Bathing the Buddha

During normal, pre-pandemic times, the Buddha's Birthday (also known as Vesak) is a joyous and festive occasion at the Chan Meditation Center (CMC). Perhaps comparable to Christmas in the West, the Buddha's Birthday is one of the most important, if not, the most important holiday in Buddhist cultures, a community event that is celebrated with food, entertainment, presents and ceremony. At CMC, ordinarily, there would be lots of people, a vegetarian feast, dance and musical performances, a magic show, gifts. But not this year.  Needless to say, due to the pandemic, this year, there was none of that.
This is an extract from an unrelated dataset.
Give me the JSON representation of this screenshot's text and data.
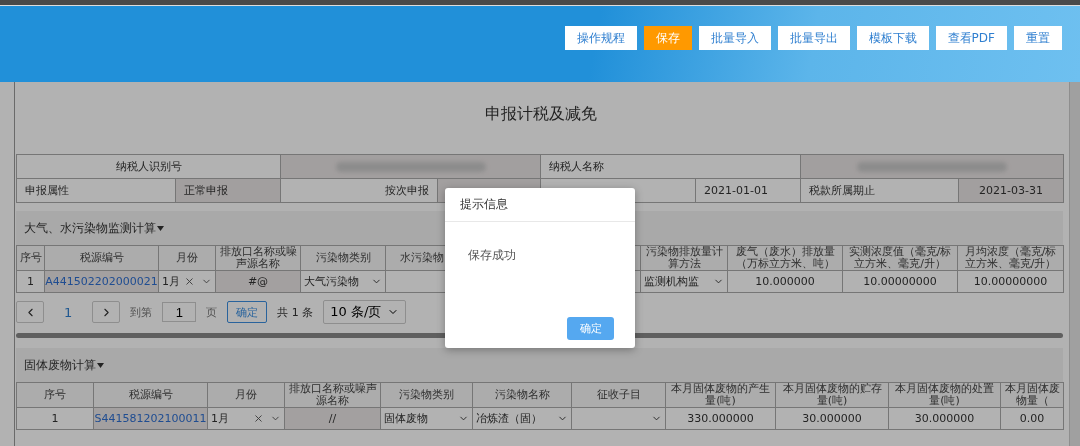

I was in front of my computer, chanting the liturgy in Pinyin along with the monastics and watching the monastics and some volunteers bathe the baby Buddha on behalf of those of us at home. Yet somehow, that, along with the backdrop of a hopeful and still uncertain pandemic future, made the occasion all the more poignant and special. It seemed that the absence of the decorations, food, sounds, movements, laughter and people, brought the words and meaning of this occasion into sharp focus.    When I first got interested in Buddhist practice and started attending CMC, as a non-Chinese speaker, I focused on meditation. I avoided the Chinese chanting services but was curious. What were they chanting? Does chanting work? I was encouraged to attend and try it out. A monastic advised me to focus on the experience of the chanting. Don't focus on the meaning of the words but the sounds of the words. How do you feel after the service? Now, this I was able to do. If there is one thing that meditation has taught me, it is to observe my thoughts and emotions and how my body feels. I decided to treat the experience of chanting service as a kind of human experiment. Indeed, after participating in the chanting services, I noticed that my body and mind felt lighter, freer, less vexed, serene, happy.    My skepticism extended to the Bathing